In addition, many research economists are interested in mechanisms – in picking apart the behavioral responses to a given treatment. In this respect, the Bulte et. al. paper is very interesting: here we have an intervention which works primarily through behavioral response rather than a change in, say, household resources. This is intriguing and worth picking apart to get a better sense of why interventions like these work. However, from the perspective of a policy wonk, we might care less about the whys: if you give people improved seeds then yields go up. If you de-worm children then schooling goes up. These are answers worth knowing even if that’s all we know.
Blind RCTs Might Come Up Short on Ethics AND Effectiveness
For those of us interested in behavioral responses, we don’t necessarily need to dash around running double-blind RCTs to get a handle on them. Consider this excellent paper by Jishnu Das and co-authors on the effect of anticipated versus unanticipated school grants: when parents knew that their child’s school would be receiving more money, they reduced their own spending on school inputs enough to completely offset the gains from the grants. In a world in which we could have run the grant program as a blinded RCT, it would have appeared that grants were successfully in raising test scores – but we would have learned precious little about how grants operate in the real world.
There is another issue here: imposing blinding in many development RCTs creates some substantial ethical issues.
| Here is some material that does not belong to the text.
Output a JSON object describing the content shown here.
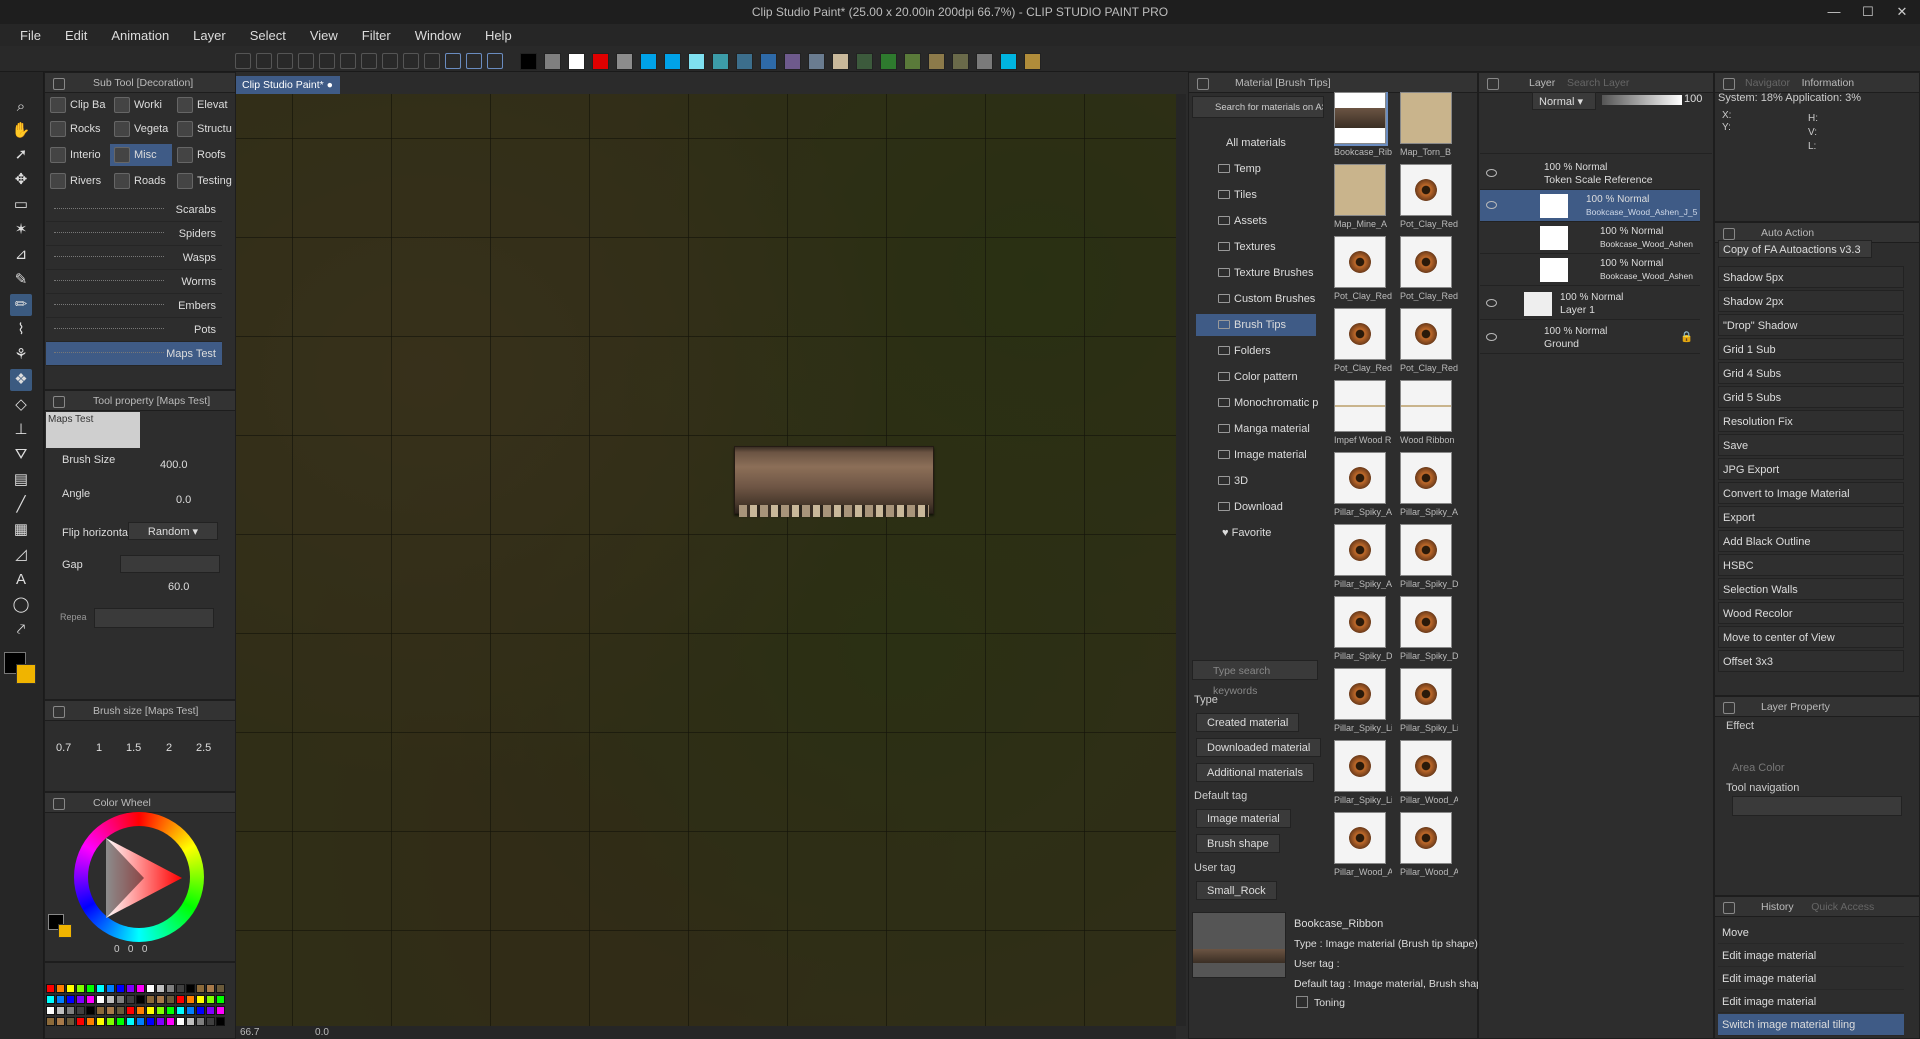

Imagine, for instance, that you could fool a Kenyan farmer into not knowing whether or not she received high quality fertilizer or a bag of dirt. The average farmer might behave as if she has received nothing, she might also behave as if she had received a perfectly good bag of fertilizer, or she might hedge and use some of it, realizing that it may not be useful. Some of these decisions may be sub-optimal: if the farmer knew she was in the control group, she might have opted for a different planting method, one which could have resulted in a higher yield. In this particular example, obscuring the treatment from our study group actually runs the risk of doing them harm, especially if they believe they are treated and take complementary actions which are in fact wasteful if they are actually in the control group.
What we should be taking away from the Bulte et. al. study should not be “all RCTs are biased because we aren’t measuring placebo effects” but instead “behavioral response matters for evaluating real-world policies.” The latter statement actually reinforces the need to have transparent RCTs, rather than to try and mimic the double-blind nature of clinical trials.
CGD blog posts reflect the views of the authors, drawing on prior research and experience in their areas of expertise. CGD is a nonpartisan, independent organization and does not take institutional positions.